Search the listing for the word "playback". Copy every line where it is found.

******************************

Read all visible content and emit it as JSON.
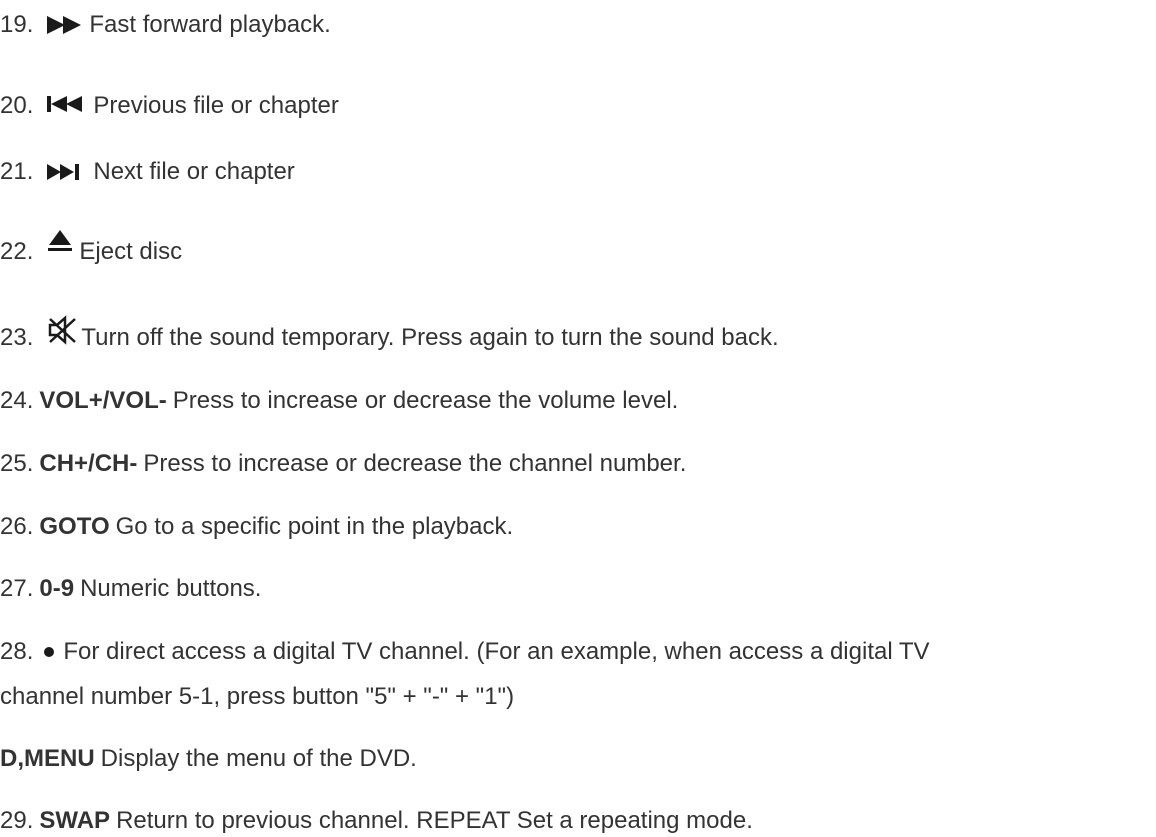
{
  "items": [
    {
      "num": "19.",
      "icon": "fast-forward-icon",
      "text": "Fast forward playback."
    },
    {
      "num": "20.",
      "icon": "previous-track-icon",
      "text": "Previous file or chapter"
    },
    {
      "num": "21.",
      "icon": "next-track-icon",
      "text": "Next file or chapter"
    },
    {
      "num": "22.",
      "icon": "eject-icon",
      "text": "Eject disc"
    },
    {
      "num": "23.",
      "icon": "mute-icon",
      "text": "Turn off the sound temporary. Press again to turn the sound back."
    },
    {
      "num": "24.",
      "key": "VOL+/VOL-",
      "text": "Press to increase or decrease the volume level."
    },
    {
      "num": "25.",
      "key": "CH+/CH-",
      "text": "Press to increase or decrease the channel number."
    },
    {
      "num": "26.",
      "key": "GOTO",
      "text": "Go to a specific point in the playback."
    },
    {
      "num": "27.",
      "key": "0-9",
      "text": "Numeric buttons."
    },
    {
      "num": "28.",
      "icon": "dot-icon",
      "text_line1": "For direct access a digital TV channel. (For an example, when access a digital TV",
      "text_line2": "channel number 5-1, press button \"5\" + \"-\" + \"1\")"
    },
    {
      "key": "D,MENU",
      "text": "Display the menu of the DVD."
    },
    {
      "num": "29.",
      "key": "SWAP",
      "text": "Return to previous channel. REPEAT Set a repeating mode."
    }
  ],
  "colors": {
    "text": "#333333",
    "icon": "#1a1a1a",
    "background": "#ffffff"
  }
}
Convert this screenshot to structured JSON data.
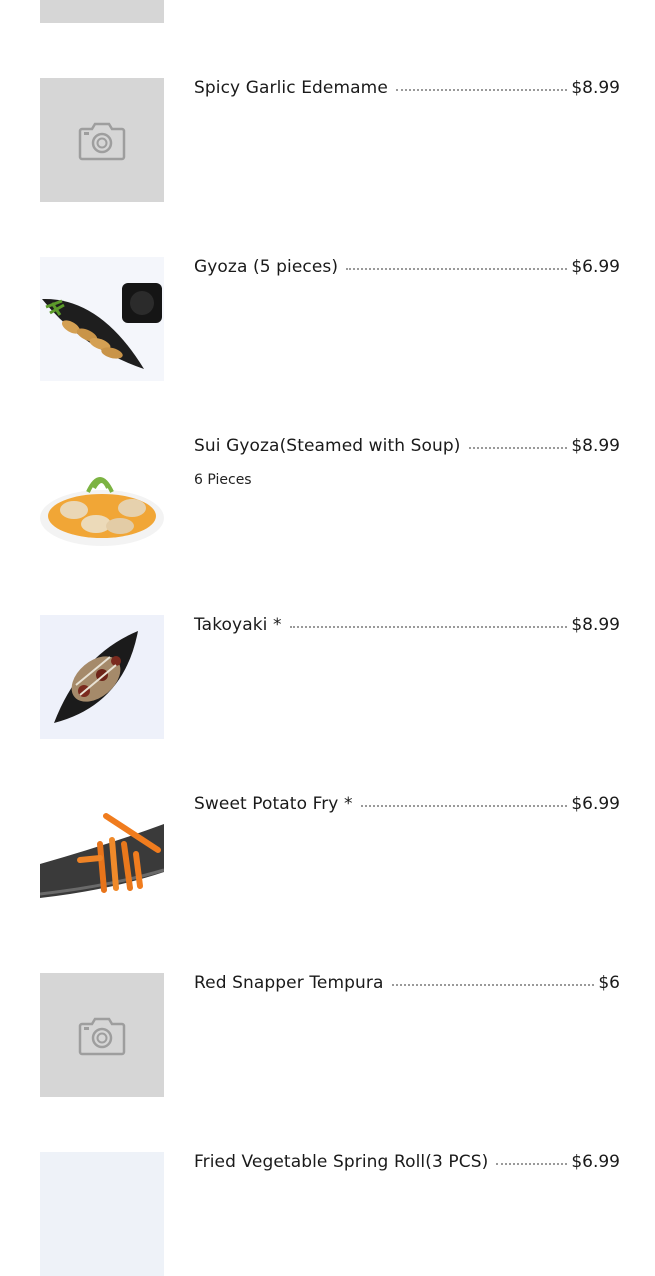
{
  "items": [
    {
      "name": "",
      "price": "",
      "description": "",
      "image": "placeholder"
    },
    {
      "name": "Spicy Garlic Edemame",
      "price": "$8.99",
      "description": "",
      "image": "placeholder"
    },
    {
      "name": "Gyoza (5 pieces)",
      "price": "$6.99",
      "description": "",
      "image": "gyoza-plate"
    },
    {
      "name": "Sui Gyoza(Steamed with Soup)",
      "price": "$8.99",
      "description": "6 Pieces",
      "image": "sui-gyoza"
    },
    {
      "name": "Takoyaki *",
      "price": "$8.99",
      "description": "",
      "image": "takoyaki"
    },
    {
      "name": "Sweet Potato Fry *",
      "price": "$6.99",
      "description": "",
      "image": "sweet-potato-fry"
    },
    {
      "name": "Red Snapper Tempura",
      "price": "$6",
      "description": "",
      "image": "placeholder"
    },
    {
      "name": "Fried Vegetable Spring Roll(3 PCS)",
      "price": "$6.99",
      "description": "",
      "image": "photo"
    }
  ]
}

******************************

◆ Exercise result ◆
      "text": "Fast forward playback."
      "text": "Go to a specific point in the playback."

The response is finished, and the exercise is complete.